● Required work: Write out the complete data exactly as written.

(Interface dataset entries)
[Start of section]

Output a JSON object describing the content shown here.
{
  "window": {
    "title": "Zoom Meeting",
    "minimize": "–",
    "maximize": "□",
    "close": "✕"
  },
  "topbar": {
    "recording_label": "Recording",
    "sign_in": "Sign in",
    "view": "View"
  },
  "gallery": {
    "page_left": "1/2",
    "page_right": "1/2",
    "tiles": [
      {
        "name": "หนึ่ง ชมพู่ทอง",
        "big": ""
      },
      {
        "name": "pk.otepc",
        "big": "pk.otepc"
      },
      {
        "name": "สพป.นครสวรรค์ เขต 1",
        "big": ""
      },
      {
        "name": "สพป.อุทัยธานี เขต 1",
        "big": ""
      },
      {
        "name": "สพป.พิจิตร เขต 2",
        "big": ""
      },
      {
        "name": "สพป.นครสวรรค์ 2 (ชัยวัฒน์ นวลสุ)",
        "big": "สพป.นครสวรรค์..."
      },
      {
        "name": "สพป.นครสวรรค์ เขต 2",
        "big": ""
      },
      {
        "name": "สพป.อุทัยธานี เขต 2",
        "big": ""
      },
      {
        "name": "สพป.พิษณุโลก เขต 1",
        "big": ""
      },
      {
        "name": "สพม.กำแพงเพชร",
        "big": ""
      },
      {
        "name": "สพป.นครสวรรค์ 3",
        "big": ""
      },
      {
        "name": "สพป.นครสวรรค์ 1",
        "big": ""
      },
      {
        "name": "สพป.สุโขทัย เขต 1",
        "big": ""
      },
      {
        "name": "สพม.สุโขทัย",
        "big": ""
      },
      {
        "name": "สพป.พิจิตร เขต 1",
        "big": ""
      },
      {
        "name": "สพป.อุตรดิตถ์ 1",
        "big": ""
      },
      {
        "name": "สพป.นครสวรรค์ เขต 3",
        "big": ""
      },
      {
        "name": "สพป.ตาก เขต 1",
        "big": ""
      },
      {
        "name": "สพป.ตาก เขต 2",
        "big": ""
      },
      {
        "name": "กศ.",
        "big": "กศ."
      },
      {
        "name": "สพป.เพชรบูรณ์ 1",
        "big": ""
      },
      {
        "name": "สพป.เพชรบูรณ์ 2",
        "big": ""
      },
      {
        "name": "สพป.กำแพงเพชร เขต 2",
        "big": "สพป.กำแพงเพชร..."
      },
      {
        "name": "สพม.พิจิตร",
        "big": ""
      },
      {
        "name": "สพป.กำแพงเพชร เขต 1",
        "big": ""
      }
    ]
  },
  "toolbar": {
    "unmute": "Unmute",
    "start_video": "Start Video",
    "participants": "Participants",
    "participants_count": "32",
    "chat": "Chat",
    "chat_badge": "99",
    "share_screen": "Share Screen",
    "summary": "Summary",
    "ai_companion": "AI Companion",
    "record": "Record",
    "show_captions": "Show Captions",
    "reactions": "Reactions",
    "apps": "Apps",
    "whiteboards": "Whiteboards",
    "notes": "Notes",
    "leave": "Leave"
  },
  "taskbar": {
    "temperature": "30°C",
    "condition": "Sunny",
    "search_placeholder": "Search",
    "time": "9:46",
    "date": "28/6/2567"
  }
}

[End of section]

● Output for this exercise:
Output a JSON object describing the content shown here.
{
  "window": {
    "title": "Zoom Meeting",
    "minimize": "–",
    "maximize": "□",
    "close": "✕"
  },
  "topbar": {
    "recording_label": "Recording",
    "sign_in": "Sign in",
    "view": "View"
  },
  "gallery": {
    "page_left": "1/2",
    "page_right": "1/2",
    "tiles": [
      {
        "name": "หนึ่ง ชมพู่ทอง",
        "big": ""
      },
      {
        "name": "pk.otepc",
        "big": "pk.otepc"
      },
      {
        "name": "สพป.นครสวรรค์ เขต 1",
        "big": ""
      },
      {
        "name": "สพป.อุทัยธานี เขต 1",
        "big": ""
      },
      {
        "name": "สพป.พิจิตร เขต 2",
        "big": ""
      },
      {
        "name": "สพป.นครสวรรค์ 2 (ชัยวัฒน์ นวลสุ)",
        "big": "สพป.นครสวรรค์..."
      },
      {
        "name": "สพป.นครสวรรค์ เขต 2",
        "big": ""
      },
      {
        "name": "สพป.อุทัยธานี เขต 2",
        "big": ""
      },
      {
        "name": "สพป.พิษณุโลก เขต 1",
        "big": ""
      },
      {
        "name": "สพม.กำแพงเพชร",
        "big": ""
      },
      {
        "name": "สพป.นครสวรรค์ 3",
        "big": ""
      },
      {
        "name": "สพป.นครสวรรค์ 1",
        "big": ""
      },
      {
        "name": "สพป.สุโขทัย เขต 1",
        "big": ""
      },
      {
        "name": "สพม.สุโขทัย",
        "big": ""
      },
      {
        "name": "สพป.พิจิตร เขต 1",
        "big": ""
      },
      {
        "name": "สพป.อุตรดิตถ์ 1",
        "big": ""
      },
      {
        "name": "สพป.นครสวรรค์ เขต 3",
        "big": ""
      },
      {
        "name": "สพป.ตาก เขต 1",
        "big": ""
      },
      {
        "name": "สพป.ตาก เขต 2",
        "big": ""
      },
      {
        "name": "กศ.",
        "big": "กศ."
      },
      {
        "name": "สพป.เพชรบูรณ์ 1",
        "big": ""
      },
      {
        "name": "สพป.เพชรบูรณ์ 2",
        "big": ""
      },
      {
        "name": "สพป.กำแพงเพชร เขต 2",
        "big": "สพป.กำแพงเพชร..."
      },
      {
        "name": "สพม.พิจิตร",
        "big": ""
      },
      {
        "name": "สพป.กำแพงเพชร เขต 1",
        "big": ""
      }
    ]
  },
  "toolbar": {
    "unmute": "Unmute",
    "start_video": "Start Video",
    "participants": "Participants",
    "participants_count": "32",
    "chat": "Chat",
    "chat_badge": "99",
    "share_screen": "Share Screen",
    "summary": "Summary",
    "ai_companion": "AI Companion",
    "record": "Record",
    "show_captions": "Show Captions",
    "reactions": "Reactions",
    "apps": "Apps",
    "whiteboards": "Whiteboards",
    "notes": "Notes",
    "leave": "Leave"
  },
  "taskbar": {
    "temperature": "30°C",
    "condition": "Sunny",
    "search_placeholder": "Search",
    "time": "9:46",
    "date": "28/6/2567"
  }
}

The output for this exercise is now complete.